Bees for Development
The division of a colony by reproductive swarming is the most spectacular event in the life of the honey bee. When a swarm emerges from the hive the air is filled with a throng of thousands of bees swirling around in the air- searching for their queen and a place to cluster before they start on the next stage of the adventure. The workers quickly organise this apparent chaos before getting on with finding a new nest and starting anew colony. The emergence of the swarm is only a small part of an extensive process that has been happening in the colony for many weeks.
The swarm is made up of a large quantity of workers, maybe half of the colony together with the mated queen who quit the parent colony to establish a new nest. The remainder of the workers are nurturing a new young queen who will take over and head up the old colony. The establishment of a new colony takes an enormous investment of the energy resources of the parent colony. However, honey bees are highly social insects so the great advantage of swarming is that the queen has help from many workers in order to establish the new colony as quickly as possible.
The timing of swarming will vary from season to season and from region to region. Not all colonies will swarm in any given year. Swarming, where half of the bees leave the nest and half remain should not be confused with either absconding or migration where all the bees leave abandoning the hive.
The preparations for swarming start well before any signs of swarming occur in the hive. Only strong colonies swarm as they need plenty of resources for the process in order to give both parts of the colony division the best chance of survival. For a colony to swarm they have to build queen cells. They also have to have drones that are mature enough to mate with the queen. Drones take around 6 weeks to develop and become sexually mature so drone rearing must start several weeks in advance of queen cell rearing. Colonies will only start building drones when they are well provisioned.
Crowding and poor ventilation will hinder the distribution of queen substance around the colony. An aging or poorly mated queen will produce insufficient queen substance. In either case the consequence will be that the workers will initiate queen cell building. Once queen cell building has started the chances of swarm emerging are quite high -although bees will also tear down cells and abort the swarming if conditions change for the worse.
In practical terms for the beekeeper the question is are swarms wanted - to repopulate the area and fill other hives around naturally - or can/should this process be managed to the better advantage of the beekeeper? The bees are increasing naturally; can the individual beekeeper manage this process so the swarms generated benefit that beekeeper?
The management of swarming by the beekeeper is traditionally divided into two parts; prevention and control.

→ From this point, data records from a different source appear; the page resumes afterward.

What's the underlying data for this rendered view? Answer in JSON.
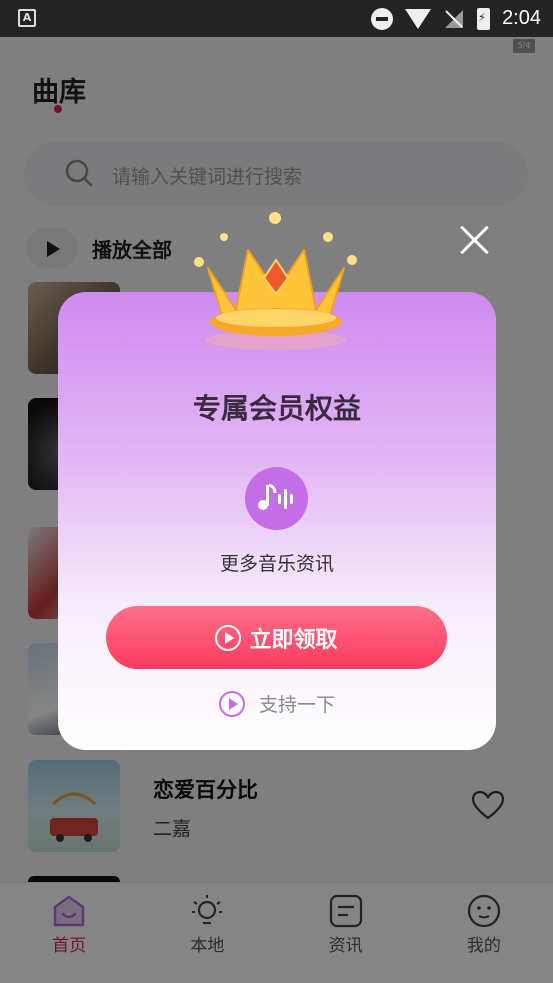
{
  "status_bar": {
    "time": "2:04",
    "app_icon": "A"
  },
  "page": {
    "title": "曲库",
    "corner_badge": "5/4"
  },
  "search": {
    "placeholder": "请输入关键词进行搜索"
  },
  "play_all": {
    "label": "播放全部"
  },
  "songs": [
    {
      "name": "",
      "artist": ""
    },
    {
      "name": "",
      "artist": ""
    },
    {
      "name": "",
      "artist": ""
    },
    {
      "name": "",
      "artist": ""
    },
    {
      "name": "恋爱百分比",
      "artist": "二嘉"
    }
  ],
  "bottom_nav": [
    {
      "label": "首页",
      "icon": "home-icon",
      "active": true
    },
    {
      "label": "本地",
      "icon": "lightbulb-icon",
      "active": false
    },
    {
      "label": "资讯",
      "icon": "news-icon",
      "active": false
    },
    {
      "label": "我的",
      "icon": "profile-icon",
      "active": false
    }
  ],
  "modal": {
    "title": "专属会员权益",
    "benefit": {
      "label": "更多音乐资讯",
      "icon": "music-wave-icon"
    },
    "claim_button": "立即领取",
    "support_link": "支持一下",
    "colors": {
      "accent": "#fb3a5f",
      "purple": "#c36ee6"
    }
  }
}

Prevention is managing the colony so that the factors that predispose the colony to starting swarm preparations are minimised. This has a number of components. The first is the age of the queen. The quantity of queen substance (9ODA and 9HDAa as well as certain unidentified substances) is associated with the inhibition of queen rearing and swarming. Young, vigorous queens in their first year rarely swarm as the queen substance that they generate is sufficient to the colony together as a single unit. As the queen ages the amount of queen substance she produces diminishes so if queens are young, or kept young then the amount of swarming will be reduced. Of course, a colony that has swarmed naturally will have a new young queen so will be less likely to swarm the following year. If the colony is very large and crowded the ventilation or air flow through the colony will be impeded. This will interfere with the distribution of the queen substance through the brood nest which means it won't reach all the workers. As a consequence of this queen cells will be initiated and swarming will occur. Harvesting honey on a regular basis can help to reduce congestion in the hive which will allow the better distribution of queen substance around the colony and also gives the workers plenty of work to do in rebuilding the comb. Finally, there is a genetic component to swarming with different races and strains of bees having a greater propensity to swarm. For instance tropical honey bees are far more likely to swarm than temperate bees as they have evolved under conditions where swarming is a useful reproductive strategy. This factor combined with the general difficulty of handling some honey bee races (most notably African types of Apis mellifera) may mean that swarm management in tropical bees is not a realistic option.
The most realistic option for swarm control if queen cells are discovered in time before the prime swarm has left if to make an increase in the colony. This way the beekeeper will increase the number of colonies owned in a natural manner. To try it, look at the instructions on the dividing colonies page on this information portal.
Other beekeepers will put out bait hives in places where they know swarms will be passing to collect the swarms that leave.
List of Articles available on this topic (3):
A Guide to Swarm Control
Queen includers - the debate continues